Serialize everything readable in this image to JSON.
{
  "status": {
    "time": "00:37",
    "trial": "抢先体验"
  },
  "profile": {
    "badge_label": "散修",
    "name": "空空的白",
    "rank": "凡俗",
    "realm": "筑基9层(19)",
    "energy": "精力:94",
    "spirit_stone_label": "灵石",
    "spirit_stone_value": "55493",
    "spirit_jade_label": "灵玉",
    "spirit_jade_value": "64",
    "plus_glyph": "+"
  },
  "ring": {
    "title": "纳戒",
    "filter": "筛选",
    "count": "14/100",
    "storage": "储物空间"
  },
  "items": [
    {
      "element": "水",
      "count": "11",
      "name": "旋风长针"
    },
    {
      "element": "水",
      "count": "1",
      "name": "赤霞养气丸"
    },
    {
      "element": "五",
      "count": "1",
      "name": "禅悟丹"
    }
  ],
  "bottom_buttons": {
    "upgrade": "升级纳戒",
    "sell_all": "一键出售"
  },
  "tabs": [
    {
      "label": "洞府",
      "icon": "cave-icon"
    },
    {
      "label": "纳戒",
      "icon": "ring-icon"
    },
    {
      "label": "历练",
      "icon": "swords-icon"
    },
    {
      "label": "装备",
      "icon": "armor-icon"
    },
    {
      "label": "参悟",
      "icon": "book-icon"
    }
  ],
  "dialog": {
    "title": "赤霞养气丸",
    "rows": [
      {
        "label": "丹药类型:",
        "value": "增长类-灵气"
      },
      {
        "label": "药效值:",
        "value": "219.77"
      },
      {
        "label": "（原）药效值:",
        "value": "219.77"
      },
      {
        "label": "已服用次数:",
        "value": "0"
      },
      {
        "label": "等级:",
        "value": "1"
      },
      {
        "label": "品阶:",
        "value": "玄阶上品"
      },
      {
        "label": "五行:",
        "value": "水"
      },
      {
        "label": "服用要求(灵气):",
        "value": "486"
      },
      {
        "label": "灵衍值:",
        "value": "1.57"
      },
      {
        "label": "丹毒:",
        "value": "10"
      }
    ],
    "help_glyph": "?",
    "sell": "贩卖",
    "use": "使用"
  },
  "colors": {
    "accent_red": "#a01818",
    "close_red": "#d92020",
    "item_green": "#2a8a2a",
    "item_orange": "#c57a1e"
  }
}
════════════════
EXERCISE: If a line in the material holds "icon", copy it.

ANSWER TO THIS PROBLEM:
      "icon": "cave-icon"
      "icon": "ring-icon"
      "icon": "swords-icon"
      "icon": "armor-icon"
      "icon": "book-icon"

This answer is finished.